The number of children waiting to enter authorized day care facilities in 87 municipalities nationwide as of April stood at 11,342, down 33 percent from the figure recorded a year ago, a Mainichi Shimbun survey has found.
The decrease is due apparently to efforts by local governments such as opening new child care centers. But waiting lists became longer in some cities, and it is still not clear if the central government's stated goal of accommodating all children at such facilities by the end of fiscal 2020 can be met.
The survey took place from May to June targeting 20 major cities, 23 wards in Tokyo and 44 cities, towns and villages where more than 100 young children were waiting to be accepted at local day care centers authorized by prefectural governors.
The total capacity of certified day care centers in those communities stood at 984,395 persons as of April, marking an increase of 7 percent, or 59,868 persons, from a year earlier.
In contrast, the number of children on waiting lists dropped in 63 municipalities, or about 70 percent of the total. Twelve municipalities, such as the city of Toyonaka in Osaka Prefecture in western Japan, had no children kept waiting to enter facilities. The number was nine the previous year. Of the 12, six, including Tokyo's Suginami Ward, had no children on waiting lists for the first time this year. This trend could mean that the nationwide number of children waiting to enter such facilities may decrease this year, after increasing for three consecutive years until 2017.
Nevertheless, the number of new applications for child care centers grew by 2 percent in 79 municipalities where such data is available.
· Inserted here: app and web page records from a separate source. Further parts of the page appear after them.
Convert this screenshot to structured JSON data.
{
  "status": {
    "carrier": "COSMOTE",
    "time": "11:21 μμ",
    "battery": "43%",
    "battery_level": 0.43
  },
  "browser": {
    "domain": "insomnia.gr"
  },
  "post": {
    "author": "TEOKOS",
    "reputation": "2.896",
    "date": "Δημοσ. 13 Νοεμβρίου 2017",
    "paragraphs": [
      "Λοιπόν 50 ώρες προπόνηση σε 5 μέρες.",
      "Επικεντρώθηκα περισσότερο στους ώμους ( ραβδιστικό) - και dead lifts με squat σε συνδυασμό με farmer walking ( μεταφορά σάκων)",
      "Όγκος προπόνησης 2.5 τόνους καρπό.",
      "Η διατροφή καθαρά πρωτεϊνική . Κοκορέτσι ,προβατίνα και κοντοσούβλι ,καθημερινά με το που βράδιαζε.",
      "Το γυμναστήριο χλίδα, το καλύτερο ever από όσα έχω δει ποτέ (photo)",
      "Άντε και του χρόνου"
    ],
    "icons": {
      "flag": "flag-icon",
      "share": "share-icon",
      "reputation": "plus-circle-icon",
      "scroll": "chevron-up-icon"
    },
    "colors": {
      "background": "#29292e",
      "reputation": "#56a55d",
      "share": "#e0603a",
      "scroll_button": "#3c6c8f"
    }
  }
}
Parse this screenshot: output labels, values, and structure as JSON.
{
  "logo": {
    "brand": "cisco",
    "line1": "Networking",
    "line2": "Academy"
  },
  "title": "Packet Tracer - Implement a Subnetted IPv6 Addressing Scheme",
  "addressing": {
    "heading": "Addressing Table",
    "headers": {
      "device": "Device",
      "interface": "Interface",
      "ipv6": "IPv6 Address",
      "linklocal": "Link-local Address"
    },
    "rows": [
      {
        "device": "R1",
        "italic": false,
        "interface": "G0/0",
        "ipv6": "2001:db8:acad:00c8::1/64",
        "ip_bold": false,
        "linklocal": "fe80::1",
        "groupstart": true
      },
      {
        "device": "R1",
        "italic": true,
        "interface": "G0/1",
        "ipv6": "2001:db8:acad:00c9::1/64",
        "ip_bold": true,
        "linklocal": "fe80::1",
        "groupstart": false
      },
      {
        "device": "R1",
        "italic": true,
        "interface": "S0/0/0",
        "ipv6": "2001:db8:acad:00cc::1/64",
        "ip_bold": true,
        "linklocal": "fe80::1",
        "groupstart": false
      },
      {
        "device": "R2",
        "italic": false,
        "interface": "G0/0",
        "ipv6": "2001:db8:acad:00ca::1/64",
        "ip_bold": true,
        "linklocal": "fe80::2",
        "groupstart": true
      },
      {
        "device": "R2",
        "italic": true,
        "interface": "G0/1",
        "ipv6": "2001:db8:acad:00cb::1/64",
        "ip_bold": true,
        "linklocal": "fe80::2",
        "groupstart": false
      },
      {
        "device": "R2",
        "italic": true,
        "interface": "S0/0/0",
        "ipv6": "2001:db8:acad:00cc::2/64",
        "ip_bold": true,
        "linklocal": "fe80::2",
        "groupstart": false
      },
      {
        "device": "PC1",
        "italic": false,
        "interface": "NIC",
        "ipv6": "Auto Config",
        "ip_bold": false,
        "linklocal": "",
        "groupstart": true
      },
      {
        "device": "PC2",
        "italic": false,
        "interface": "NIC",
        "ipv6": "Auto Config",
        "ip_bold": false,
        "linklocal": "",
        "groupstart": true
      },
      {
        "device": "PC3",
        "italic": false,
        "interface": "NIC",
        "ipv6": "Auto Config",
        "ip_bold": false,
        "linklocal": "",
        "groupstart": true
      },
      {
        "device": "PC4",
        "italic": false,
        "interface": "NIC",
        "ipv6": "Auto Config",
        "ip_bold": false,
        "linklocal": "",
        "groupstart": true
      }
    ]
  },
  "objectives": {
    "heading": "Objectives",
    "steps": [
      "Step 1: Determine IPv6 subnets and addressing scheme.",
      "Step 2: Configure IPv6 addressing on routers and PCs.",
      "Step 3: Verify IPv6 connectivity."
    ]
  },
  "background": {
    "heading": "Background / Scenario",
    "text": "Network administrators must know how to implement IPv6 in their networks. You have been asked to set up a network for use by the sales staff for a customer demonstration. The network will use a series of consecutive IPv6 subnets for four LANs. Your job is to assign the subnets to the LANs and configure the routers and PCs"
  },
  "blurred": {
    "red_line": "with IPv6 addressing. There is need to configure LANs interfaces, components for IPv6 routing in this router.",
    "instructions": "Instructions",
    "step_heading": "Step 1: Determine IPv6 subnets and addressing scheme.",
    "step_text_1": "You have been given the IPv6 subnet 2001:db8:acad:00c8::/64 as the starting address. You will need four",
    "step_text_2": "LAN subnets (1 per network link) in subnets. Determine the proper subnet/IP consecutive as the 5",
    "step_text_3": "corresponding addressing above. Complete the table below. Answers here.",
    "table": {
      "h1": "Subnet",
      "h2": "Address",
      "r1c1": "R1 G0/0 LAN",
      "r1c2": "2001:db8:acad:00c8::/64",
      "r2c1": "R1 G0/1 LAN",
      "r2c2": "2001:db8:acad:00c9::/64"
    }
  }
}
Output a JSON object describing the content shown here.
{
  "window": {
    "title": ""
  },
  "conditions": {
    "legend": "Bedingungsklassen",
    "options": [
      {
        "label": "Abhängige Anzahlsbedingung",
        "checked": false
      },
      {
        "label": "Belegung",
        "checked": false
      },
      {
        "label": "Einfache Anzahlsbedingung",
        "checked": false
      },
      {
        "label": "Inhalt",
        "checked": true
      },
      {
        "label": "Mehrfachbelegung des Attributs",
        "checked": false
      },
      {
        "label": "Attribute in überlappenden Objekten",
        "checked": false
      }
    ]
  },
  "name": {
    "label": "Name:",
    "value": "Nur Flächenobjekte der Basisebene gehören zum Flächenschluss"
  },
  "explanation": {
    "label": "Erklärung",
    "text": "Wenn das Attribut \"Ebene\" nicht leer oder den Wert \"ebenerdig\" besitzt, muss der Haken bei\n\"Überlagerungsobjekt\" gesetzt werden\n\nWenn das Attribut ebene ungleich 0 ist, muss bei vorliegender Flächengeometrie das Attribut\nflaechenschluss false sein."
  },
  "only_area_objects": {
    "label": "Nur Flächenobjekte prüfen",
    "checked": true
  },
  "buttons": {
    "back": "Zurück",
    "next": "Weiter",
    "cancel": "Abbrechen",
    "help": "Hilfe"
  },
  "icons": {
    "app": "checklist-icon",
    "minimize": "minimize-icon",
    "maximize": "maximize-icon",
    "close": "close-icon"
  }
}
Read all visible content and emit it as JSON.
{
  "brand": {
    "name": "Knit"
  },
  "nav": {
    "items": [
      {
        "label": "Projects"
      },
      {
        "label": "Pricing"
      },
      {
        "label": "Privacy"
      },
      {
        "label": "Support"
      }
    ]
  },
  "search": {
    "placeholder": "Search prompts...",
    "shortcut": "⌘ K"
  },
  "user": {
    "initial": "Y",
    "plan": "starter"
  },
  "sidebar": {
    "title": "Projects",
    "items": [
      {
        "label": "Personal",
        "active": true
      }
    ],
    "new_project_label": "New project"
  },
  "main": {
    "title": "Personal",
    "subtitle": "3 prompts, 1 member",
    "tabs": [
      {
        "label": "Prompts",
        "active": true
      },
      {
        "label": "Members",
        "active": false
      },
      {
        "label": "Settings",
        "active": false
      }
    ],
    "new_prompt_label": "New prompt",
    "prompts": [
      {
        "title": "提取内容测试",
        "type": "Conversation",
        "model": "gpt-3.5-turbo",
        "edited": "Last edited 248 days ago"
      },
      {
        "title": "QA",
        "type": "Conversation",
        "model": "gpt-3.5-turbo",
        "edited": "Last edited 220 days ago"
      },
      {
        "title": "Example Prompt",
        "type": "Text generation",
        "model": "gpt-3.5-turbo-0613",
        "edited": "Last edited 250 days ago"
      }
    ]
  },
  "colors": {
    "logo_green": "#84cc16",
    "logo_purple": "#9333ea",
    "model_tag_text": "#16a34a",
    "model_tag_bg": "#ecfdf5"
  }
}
This means that the demand for such spaces is still growing. At 18 municipalities, the number of children on waiting lists grew, and 43 local bodies had at least 100 kids keen to attend day care.
In the city of Saitama just north of Tokyo, where no children were waiting for day care spots in 2017, 315 young children await entrance to day care facilities this year. The spike is due in part to a change this fiscal year in the definition of children awaiting entry, according to the city. Similar increases were observed in cities like Sagamihara and Kawasaki in Kanagawa Prefecture, where the figures shot up from zero to 83 and 18, respectively. Officials of the two cities explained that the increases were because of more applications and regional mismatches between demand and supply, although they are increasing the overall capacity of their day care facilities.
Aki Fukoin, who heads a group of parents concerned about the prevailing shortage of child care facilities, said that some cities and towns ended up having more children waiting in line because of their tight budgetary situations or failure to plan ahead on demand levels. "Even areas with no waiting kids may lose that position the next year, so you have to be prepared," said Fukoin, adding that local governments should carefully grasp day care needs in their areas and try to improve the quality of such services.
(Japanese original by Ai Yokota, Medical Welfare News Department)